> _AIM OF THE EXERCISE_: Each line of the entries below that holds "verified" is needed, copied in full.
--------------------------------
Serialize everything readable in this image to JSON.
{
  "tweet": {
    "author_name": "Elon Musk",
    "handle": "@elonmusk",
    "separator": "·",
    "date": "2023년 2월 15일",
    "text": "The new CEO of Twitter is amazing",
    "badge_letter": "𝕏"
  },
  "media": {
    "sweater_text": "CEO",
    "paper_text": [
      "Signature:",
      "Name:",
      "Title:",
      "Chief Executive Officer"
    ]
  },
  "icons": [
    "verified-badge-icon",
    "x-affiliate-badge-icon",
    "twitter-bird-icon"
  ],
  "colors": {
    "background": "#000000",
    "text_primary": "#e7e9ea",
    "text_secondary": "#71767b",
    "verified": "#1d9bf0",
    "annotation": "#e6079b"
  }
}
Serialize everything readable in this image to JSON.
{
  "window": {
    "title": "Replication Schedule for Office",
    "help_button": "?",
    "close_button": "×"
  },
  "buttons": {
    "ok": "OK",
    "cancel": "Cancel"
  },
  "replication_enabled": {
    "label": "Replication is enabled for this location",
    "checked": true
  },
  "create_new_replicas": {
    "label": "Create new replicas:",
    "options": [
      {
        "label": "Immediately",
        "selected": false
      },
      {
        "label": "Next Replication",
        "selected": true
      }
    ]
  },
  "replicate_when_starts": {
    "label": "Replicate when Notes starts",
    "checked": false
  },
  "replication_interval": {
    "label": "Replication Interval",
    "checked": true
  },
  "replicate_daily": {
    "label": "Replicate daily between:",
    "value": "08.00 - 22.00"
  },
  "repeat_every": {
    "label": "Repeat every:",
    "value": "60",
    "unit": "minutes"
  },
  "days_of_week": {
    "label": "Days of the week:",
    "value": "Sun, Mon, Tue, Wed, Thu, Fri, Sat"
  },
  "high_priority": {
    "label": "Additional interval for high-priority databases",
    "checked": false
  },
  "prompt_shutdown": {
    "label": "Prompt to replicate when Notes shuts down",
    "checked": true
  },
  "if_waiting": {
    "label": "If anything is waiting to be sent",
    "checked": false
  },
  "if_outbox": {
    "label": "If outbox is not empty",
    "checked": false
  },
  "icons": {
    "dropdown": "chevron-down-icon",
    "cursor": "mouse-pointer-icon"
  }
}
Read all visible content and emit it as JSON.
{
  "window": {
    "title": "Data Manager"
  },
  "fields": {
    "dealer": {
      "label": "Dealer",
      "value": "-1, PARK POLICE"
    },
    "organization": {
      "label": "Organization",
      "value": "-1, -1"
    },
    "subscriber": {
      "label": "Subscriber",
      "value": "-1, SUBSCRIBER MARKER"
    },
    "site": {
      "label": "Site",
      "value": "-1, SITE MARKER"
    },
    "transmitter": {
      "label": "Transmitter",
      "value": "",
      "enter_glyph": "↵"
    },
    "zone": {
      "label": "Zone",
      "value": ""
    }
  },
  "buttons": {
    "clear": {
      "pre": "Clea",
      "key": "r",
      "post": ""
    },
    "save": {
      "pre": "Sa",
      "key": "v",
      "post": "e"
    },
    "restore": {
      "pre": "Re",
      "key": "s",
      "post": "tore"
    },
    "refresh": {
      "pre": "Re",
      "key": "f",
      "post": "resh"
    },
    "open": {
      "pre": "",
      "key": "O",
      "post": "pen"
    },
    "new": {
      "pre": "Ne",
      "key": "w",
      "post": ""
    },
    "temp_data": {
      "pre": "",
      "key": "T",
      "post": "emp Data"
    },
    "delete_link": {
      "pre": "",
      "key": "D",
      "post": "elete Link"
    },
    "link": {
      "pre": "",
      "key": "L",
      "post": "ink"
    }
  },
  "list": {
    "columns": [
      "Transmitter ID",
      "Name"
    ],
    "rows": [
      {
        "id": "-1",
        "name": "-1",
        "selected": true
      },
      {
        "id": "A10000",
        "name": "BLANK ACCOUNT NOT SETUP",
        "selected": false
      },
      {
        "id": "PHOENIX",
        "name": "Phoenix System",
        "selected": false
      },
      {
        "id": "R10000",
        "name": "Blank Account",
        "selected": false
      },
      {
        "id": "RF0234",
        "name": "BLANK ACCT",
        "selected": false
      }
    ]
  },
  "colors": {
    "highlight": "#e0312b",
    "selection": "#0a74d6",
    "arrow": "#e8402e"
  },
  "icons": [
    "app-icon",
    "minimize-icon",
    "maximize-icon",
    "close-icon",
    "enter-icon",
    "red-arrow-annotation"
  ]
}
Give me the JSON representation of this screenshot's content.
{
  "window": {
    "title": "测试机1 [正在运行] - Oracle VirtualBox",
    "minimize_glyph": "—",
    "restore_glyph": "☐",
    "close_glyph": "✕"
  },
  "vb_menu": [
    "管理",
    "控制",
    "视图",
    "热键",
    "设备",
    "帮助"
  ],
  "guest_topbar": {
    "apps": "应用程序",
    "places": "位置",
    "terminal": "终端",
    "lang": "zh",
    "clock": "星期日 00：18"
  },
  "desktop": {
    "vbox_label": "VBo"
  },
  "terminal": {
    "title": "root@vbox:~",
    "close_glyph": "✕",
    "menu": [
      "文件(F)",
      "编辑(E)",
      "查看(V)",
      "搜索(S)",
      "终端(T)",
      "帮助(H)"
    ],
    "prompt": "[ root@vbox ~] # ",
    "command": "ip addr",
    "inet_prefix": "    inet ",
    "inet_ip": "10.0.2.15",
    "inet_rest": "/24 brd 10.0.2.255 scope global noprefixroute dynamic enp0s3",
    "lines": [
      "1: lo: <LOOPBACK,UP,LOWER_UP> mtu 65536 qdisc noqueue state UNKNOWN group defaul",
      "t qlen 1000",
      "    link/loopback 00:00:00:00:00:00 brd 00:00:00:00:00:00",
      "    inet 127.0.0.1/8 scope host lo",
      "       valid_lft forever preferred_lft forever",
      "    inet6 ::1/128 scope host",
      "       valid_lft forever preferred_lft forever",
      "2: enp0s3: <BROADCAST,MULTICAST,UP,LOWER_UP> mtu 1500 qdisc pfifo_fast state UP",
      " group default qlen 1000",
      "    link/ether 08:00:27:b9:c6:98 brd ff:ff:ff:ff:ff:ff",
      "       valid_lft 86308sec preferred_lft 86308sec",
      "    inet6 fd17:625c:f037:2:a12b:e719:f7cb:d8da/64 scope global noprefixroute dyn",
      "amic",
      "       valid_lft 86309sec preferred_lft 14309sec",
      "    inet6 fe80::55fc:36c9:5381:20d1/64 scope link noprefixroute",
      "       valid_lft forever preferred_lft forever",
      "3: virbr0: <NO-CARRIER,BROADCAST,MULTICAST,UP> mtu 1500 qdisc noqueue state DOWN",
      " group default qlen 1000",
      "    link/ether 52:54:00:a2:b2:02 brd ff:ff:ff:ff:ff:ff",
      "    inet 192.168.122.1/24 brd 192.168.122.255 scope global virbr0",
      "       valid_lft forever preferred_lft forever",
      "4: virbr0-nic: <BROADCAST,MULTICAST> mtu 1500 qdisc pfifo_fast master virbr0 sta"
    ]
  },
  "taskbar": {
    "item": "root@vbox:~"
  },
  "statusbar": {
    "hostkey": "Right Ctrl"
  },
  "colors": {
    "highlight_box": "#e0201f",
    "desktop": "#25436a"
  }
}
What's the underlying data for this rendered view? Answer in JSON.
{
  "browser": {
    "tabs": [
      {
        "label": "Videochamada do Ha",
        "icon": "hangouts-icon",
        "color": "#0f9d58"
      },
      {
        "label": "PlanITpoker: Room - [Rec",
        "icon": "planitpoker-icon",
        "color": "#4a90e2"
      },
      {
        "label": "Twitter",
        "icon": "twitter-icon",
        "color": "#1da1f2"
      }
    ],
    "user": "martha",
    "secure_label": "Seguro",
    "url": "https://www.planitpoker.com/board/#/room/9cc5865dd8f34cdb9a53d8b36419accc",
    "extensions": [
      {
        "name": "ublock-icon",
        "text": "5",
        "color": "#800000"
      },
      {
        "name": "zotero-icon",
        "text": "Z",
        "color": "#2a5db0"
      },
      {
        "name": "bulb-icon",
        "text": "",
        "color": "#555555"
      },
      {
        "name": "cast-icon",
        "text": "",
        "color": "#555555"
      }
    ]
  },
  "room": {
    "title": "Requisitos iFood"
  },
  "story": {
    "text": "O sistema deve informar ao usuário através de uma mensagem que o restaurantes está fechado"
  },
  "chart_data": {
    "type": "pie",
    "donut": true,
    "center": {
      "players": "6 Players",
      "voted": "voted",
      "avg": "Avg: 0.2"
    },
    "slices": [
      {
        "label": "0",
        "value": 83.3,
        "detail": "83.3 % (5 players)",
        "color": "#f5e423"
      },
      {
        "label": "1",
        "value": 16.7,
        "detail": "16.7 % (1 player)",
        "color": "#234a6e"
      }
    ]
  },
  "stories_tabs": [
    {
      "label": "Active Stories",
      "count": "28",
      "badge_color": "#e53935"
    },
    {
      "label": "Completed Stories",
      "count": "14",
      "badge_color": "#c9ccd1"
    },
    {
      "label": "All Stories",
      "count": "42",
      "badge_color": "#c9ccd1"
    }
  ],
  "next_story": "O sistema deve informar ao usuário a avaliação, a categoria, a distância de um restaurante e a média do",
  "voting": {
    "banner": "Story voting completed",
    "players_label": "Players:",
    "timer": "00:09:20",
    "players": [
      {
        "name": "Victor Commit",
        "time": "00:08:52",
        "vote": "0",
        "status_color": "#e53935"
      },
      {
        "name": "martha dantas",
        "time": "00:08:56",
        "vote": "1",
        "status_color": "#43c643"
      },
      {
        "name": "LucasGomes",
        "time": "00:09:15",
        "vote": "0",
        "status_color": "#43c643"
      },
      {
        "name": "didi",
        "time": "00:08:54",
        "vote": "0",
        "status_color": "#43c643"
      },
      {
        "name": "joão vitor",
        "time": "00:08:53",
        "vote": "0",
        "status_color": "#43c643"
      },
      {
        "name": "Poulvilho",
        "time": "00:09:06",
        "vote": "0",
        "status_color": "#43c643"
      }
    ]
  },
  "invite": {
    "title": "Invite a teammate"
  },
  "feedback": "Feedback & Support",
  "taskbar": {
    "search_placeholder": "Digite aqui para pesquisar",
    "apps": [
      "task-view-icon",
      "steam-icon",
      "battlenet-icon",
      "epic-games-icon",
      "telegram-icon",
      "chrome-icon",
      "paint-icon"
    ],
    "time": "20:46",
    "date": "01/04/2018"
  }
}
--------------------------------
> _RESULT FOR THIS TASK_:
    "verified-badge-icon",
    "verified": "#1d9bf0",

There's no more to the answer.